▸ DIRECTIONS: Each entry here needs to be given again exactly.

▸ RAW DATA:
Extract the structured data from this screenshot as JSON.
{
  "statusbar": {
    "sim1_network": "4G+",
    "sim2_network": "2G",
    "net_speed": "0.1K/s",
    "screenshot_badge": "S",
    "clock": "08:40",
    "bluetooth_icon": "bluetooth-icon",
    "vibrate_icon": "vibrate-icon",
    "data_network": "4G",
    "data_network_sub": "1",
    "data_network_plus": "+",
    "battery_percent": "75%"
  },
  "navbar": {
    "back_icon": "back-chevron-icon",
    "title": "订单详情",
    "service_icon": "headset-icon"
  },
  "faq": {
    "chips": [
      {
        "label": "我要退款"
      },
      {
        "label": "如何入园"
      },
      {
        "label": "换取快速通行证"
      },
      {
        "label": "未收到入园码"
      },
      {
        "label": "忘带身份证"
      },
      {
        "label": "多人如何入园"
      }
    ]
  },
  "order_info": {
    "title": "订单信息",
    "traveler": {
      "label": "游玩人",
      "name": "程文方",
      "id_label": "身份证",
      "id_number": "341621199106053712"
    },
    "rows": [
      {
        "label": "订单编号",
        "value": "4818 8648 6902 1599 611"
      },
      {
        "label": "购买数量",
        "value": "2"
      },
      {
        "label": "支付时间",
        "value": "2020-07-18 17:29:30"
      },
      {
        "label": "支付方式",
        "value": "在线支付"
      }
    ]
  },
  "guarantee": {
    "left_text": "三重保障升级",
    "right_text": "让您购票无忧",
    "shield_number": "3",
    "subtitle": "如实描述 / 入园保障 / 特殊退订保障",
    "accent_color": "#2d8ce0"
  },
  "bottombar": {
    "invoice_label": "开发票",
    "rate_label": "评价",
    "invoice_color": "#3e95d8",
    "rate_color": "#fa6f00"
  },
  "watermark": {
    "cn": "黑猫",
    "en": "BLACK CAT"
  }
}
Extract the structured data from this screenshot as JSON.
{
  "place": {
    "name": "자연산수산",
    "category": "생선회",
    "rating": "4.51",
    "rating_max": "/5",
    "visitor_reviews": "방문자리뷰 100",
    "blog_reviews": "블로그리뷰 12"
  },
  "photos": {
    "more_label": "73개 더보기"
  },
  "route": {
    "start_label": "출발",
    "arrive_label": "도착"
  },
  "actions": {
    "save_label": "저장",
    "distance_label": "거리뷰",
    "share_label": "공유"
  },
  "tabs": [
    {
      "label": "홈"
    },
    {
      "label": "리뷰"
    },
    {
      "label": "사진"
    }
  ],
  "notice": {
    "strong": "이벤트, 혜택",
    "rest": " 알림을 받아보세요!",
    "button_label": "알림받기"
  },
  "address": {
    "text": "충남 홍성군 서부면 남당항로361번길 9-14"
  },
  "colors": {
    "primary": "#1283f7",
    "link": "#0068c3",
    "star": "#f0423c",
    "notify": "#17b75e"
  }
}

▸ RESULT OF THE EXERCISE:
Extract the structured data from this screenshot as JSON.
{
  "statusbar": {
    "sim1_network": "4G+",
    "sim2_network": "2G",
    "net_speed": "0.1K/s",
    "screenshot_badge": "S",
    "clock": "08:40",
    "bluetooth_icon": "bluetooth-icon",
    "vibrate_icon": "vibrate-icon",
    "data_network": "4G",
    "data_network_sub": "1",
    "data_network_plus": "+",
    "battery_percent": "75%"
  },
  "navbar": {
    "back_icon": "back-chevron-icon",
    "title": "订单详情",
    "service_icon": "headset-icon"
  },
  "faq": {
    "chips": [
      {
        "label": "我要退款"
      },
      {
        "label": "如何入园"
      },
      {
        "label": "换取快速通行证"
      },
      {
        "label": "未收到入园码"
      },
      {
        "label": "忘带身份证"
      },
      {
        "label": "多人如何入园"
      }
    ]
  },
  "order_info": {
    "title": "订单信息",
    "traveler": {
      "label": "游玩人",
      "name": "程文方",
      "id_label": "身份证",
      "id_number": "341621199106053712"
    },
    "rows": [
      {
        "label": "订单编号",
        "value": "4818 8648 6902 1599 611"
      },
      {
        "label": "购买数量",
        "value": "2"
      },
      {
        "label": "支付时间",
        "value": "2020-07-18 17:29:30"
      },
      {
        "label": "支付方式",
        "value": "在线支付"
      }
    ]
  },
  "guarantee": {
    "left_text": "三重保障升级",
    "right_text": "让您购票无忧",
    "shield_number": "3",
    "subtitle": "如实描述 / 入园保障 / 特殊退订保障",
    "accent_color": "#2d8ce0"
  },
  "bottombar": {
    "invoice_label": "开发票",
    "rate_label": "评价",
    "invoice_color": "#3e95d8",
    "rate_color": "#fa6f00"
  },
  "watermark": {
    "cn": "黑猫",
    "en": "BLACK CAT"
  }
}
Extract the structured data from this screenshot as JSON.
{
  "place": {
    "name": "자연산수산",
    "category": "생선회",
    "rating": "4.51",
    "rating_max": "/5",
    "visitor_reviews": "방문자리뷰 100",
    "blog_reviews": "블로그리뷰 12"
  },
  "photos": {
    "more_label": "73개 더보기"
  },
  "route": {
    "start_label": "출발",
    "arrive_label": "도착"
  },
  "actions": {
    "save_label": "저장",
    "distance_label": "거리뷰",
    "share_label": "공유"
  },
  "tabs": [
    {
      "label": "홈"
    },
    {
      "label": "리뷰"
    },
    {
      "label": "사진"
    }
  ],
  "notice": {
    "strong": "이벤트, 혜택",
    "rest": " 알림을 받아보세요!",
    "button_label": "알림받기"
  },
  "address": {
    "text": "충남 홍성군 서부면 남당항로361번길 9-14"
  },
  "colors": {
    "primary": "#1283f7",
    "link": "#0068c3",
    "star": "#f0423c",
    "notify": "#17b75e"
  }
}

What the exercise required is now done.